◆ SUPPLIED RECORDS
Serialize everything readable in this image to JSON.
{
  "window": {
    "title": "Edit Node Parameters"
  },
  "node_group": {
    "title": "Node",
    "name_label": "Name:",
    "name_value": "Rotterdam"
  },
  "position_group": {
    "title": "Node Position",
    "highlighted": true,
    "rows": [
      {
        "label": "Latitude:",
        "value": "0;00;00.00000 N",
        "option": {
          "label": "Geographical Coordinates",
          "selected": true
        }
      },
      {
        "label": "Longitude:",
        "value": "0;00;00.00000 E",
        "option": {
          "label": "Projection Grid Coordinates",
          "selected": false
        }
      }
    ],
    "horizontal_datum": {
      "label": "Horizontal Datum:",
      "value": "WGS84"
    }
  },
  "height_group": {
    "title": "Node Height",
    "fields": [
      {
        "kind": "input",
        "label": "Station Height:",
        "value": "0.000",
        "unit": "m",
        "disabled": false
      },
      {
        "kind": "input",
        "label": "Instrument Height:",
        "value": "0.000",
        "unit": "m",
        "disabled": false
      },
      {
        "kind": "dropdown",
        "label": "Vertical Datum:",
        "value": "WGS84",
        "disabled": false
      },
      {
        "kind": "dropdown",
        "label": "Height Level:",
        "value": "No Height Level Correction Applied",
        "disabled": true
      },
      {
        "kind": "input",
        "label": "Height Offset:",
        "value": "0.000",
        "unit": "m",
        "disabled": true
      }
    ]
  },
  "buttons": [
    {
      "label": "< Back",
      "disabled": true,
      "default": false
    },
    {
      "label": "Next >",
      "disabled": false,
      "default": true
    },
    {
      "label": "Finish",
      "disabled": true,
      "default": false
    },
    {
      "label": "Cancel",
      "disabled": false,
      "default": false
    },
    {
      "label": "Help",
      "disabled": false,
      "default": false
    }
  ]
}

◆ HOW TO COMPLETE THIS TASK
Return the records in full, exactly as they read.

◆ RESULT FOR THIS EXERCISE
Serialize everything readable in this image to JSON.
{
  "window": {
    "title": "Edit Node Parameters"
  },
  "node_group": {
    "title": "Node",
    "name_label": "Name:",
    "name_value": "Rotterdam"
  },
  "position_group": {
    "title": "Node Position",
    "highlighted": true,
    "rows": [
      {
        "label": "Latitude:",
        "value": "0;00;00.00000 N",
        "option": {
          "label": "Geographical Coordinates",
          "selected": true
        }
      },
      {
        "label": "Longitude:",
        "value": "0;00;00.00000 E",
        "option": {
          "label": "Projection Grid Coordinates",
          "selected": false
        }
      }
    ],
    "horizontal_datum": {
      "label": "Horizontal Datum:",
      "value": "WGS84"
    }
  },
  "height_group": {
    "title": "Node Height",
    "fields": [
      {
        "kind": "input",
        "label": "Station Height:",
        "value": "0.000",
        "unit": "m",
        "disabled": false
      },
      {
        "kind": "input",
        "label": "Instrument Height:",
        "value": "0.000",
        "unit": "m",
        "disabled": false
      },
      {
        "kind": "dropdown",
        "label": "Vertical Datum:",
        "value": "WGS84",
        "disabled": false
      },
      {
        "kind": "dropdown",
        "label": "Height Level:",
        "value": "No Height Level Correction Applied",
        "disabled": true
      },
      {
        "kind": "input",
        "label": "Height Offset:",
        "value": "0.000",
        "unit": "m",
        "disabled": true
      }
    ]
  },
  "buttons": [
    {
      "label": "< Back",
      "disabled": true,
      "default": false
    },
    {
      "label": "Next >",
      "disabled": false,
      "default": true
    },
    {
      "label": "Finish",
      "disabled": true,
      "default": false
    },
    {
      "label": "Cancel",
      "disabled": false,
      "default": false
    },
    {
      "label": "Help",
      "disabled": false,
      "default": false
    }
  ]
}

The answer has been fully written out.